“What’s different about this census than any other to date,” said McCarthy, “is that you get a chance to respond on-line.” She said every head of household being queried can respond either by going on-line, by phone, or by regular mail. If you don’t, someone may come knocking at your door to ask you a few questions. Nine to be exact.
Even if someone comes knocking, you don’t have to worry, according to McCarthy. She said in her twenty years of working for the U.S. Census Bureau she has never heard of any action being taken against someone who refused to answer the census.
McCarthy is one of four Partnership Specialists going around the state encouraging the establishment of local Complete Count Committees composed of local volunteers who promote the 2020 Census and educate the community about the need for a complete count. The U.S. Census Bureau began hiring Partnership Specialists to carry out the 2020 Census a year ago in January. McCarthy was hired to serve 12 counties in the northeastern corner of the state and three Tribes.
Her duties multiplied when the Partnership Specialist for the southwestern portion of the state resigned in September. That specialist had contacted the county, according to Commission Chair Chris Hoffman, and the commission expressed a willingness to help but there was never a follow up.
McCarthy apologized for the dropped ball and said she was ready, albeit a bit late, to work on promoting the census.
“In the past they have gone out with federal folks,” said McCarthy, “and gone into a community and said, ‘Gee, we think this is the best thing for your community’,” said McCarthy. “Most of us, especially in Montana, don’t appreciate the feds coming in and telling us what’s best for us. So, we are coming into the community and asking for volunteers, trusted voices in your community that can help us promote the 2020 Census.”
She said that the federal government was ready to provide training and information about the decennial census “and then brainstorm a work plan as to how we can educate the folks in the community and tell them how important the 2020 Census is.”
One big reason to not have an undercounted population, according to McCarthy, is money. Money for things such as county roadways, school lunch programs, Head Start, and SNAP programs. All of these programs apportion their funds to the various states according to census data.
McCarthy said that about $675 billion is distributed annually to states based on census data. Montana receives about $3 billion of that. Determination of the exact amount is based on census data.
The U.S. Census Bureau has identified traditionally under counted communities and Montana’s Tribal lands are among the under counted. She noted that Montana lost a seat in the U.S. House of Representatives due to a low census count.
Those who fail to respond to the first letter in early March by either going on-line, or over the phone, will receive a second letter. If there is still no response, a postcard will be sent out. If the postcard is not responded to, another letter will be sent out. If that letter gets no response, a fifth and final letter will be sent out including a paper form that could be completed and mailed. If there is still no response, a census taker will be sent out to interview the head of household and complete the census on the spot with a laptop computer.

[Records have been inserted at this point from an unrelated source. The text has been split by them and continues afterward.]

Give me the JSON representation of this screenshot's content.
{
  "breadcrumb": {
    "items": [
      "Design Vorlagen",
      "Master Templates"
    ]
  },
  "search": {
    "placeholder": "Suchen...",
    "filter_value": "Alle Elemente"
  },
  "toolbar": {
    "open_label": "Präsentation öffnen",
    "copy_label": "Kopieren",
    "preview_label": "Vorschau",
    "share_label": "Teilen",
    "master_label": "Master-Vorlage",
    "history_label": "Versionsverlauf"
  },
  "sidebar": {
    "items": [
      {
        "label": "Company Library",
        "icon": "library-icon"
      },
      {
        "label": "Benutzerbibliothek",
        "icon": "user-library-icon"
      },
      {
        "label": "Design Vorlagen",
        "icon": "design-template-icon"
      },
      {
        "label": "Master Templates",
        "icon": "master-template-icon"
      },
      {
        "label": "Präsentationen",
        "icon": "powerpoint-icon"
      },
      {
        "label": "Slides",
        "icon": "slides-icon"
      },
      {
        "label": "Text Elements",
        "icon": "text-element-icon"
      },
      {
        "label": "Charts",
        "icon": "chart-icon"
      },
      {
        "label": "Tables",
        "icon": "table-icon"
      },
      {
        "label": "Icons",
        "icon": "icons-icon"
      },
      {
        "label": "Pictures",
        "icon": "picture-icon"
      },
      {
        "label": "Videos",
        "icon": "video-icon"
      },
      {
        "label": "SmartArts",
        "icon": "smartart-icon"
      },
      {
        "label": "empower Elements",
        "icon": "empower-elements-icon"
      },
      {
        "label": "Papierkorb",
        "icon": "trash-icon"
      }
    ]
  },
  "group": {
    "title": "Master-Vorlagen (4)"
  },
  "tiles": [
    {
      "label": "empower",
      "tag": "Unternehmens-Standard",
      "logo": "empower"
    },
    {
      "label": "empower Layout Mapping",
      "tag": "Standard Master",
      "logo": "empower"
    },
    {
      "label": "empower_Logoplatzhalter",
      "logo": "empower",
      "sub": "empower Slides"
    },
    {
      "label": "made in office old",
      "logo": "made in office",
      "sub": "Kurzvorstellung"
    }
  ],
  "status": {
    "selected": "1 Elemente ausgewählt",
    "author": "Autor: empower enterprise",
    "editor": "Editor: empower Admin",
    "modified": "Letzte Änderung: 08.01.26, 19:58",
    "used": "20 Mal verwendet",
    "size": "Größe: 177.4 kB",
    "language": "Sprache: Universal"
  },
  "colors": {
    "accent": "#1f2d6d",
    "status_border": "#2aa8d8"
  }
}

McCarthy said that the bureau was looking to hire local people to help in the data collection when it gets to the personal visit phase. She said the census taker position is part time and temporary, usually from sometime in April to sometime in July. The pay is $17 per hour.